What Integumen does
The backbone of the company is a product called Labskin, a laboratory-grown skin that is used by cosmetics and pharmaceutical companies to see how their latest products will react with human skin.
It differs from rival innovations in not having to exist in a sterile environment. And, as chief executive Gerry Brandon pointed out in a recent interview, this has many advantages. “With Labskin, we can grow bacteria on it, so we can create models for acne, eczema, psoriasis and so on. It has even been tested on Ebola,” he told Proactive.
In short, Labskin gives scientists a much better idea of how their cream or gel or make-up will react in the real world. Not only does it make animal testing redundant, the added accuracy it gives researchers reduces R&D costs by helping to improve success rates.
It owns STOER, a premium skin care range for men and also has a 9.35% stake in Cellulac, which produces biodegradable plastic ingredients and natural oils.
With the help of artificial intelligence firm Rinocloud, which it bought in April, the Integumen is building Labskin-on-a-chip, which will record every treatment tested on the Labskin platform and store its effects in a database. That will give every dermatology clinic with a computer the ability to take a swab of a patient’s own skin bacteria, place it on the Labskin, run it against the database, and advise what the best course of treatment might be.

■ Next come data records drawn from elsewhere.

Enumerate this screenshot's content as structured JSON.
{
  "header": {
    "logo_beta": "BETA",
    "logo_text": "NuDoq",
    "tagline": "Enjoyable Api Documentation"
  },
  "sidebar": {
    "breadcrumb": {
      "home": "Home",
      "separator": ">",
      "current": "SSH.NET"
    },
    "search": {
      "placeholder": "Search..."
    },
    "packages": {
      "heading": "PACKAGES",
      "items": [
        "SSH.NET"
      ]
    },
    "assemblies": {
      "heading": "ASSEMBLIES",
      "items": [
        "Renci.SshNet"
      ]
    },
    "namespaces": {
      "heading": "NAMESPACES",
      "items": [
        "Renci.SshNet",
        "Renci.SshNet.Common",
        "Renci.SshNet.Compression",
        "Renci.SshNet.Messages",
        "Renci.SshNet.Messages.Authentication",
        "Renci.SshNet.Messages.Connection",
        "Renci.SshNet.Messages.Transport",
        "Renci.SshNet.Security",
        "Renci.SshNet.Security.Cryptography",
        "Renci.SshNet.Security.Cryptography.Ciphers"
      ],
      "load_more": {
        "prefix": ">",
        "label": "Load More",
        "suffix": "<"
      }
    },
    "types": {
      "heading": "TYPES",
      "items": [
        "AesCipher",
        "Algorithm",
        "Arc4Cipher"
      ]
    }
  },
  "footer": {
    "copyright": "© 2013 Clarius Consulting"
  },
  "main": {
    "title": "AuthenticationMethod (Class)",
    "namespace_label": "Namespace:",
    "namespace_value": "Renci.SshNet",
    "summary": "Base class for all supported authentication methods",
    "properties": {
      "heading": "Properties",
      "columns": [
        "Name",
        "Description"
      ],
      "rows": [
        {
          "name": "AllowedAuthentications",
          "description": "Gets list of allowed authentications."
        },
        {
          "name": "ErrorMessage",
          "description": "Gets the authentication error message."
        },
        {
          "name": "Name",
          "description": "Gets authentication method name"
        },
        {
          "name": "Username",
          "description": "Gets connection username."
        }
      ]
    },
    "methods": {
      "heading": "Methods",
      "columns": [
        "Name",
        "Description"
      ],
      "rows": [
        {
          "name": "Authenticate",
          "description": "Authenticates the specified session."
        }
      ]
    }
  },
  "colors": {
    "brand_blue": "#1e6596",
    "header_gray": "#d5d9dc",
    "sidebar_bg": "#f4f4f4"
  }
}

Then there’s Labskin AI, a digital extension to the lab-grown skin. Earlier this month (May 10) the firm announced the roll-out of a Labskin AI product designed to clone the skin of volunteers in clinical trials. The company said the new test would cut the number of volunteers required for trials by 50%, reducing recruitment times and project management costs.

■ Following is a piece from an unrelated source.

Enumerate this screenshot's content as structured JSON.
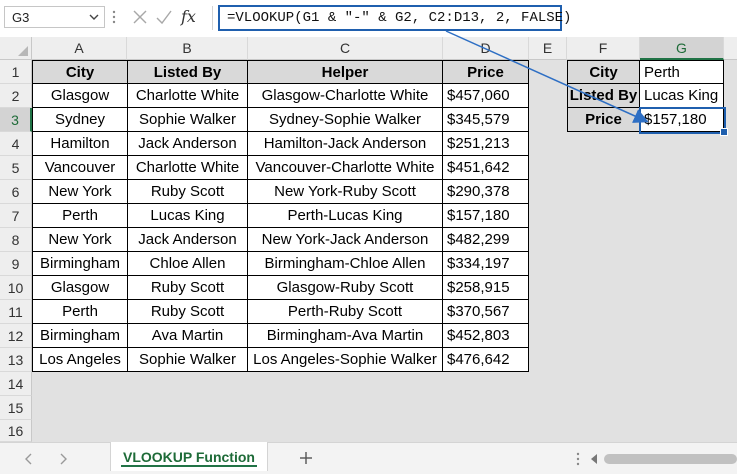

CEO Brandon said in his recent Proactive interview the combination of Labskin-on-a-chip and Labskin AI should take Integumen to the next level.
Changes to EU regulation, meanwhile, will also see an uptick in testing of skin products that should prompt a rise in demand for its technology.
Brandon in a video interview said the company was receiving unsolicited interest in its products from the healthcare and health and beauty sectors.
Along with the £3mln deal to buy Rinocloud, the company unveiled a share placing to raise just over £2.75mln. It has also tidied up its balance sheet by swapping certain debts for equity.
Current trading appears to be strong. Brandon said in a May 21 update: “With a more focused business, and in line with our strategy, we have now been able to demonstrate our ability to grow, both organically and through the successful post year-end transactions.
“Our digital and physical team members, across all subsidiaries, continue to deliver consistent reliable revenue growth as we scale-up our new digital platform."
What the boss says: chief executive Gerry Brandon
“There isn’t out there on the market any way that you actually can have a psoriasis testing platform unless you go into animal studies.”
“You are saving multiple years of development time and getting the product to the market faster.”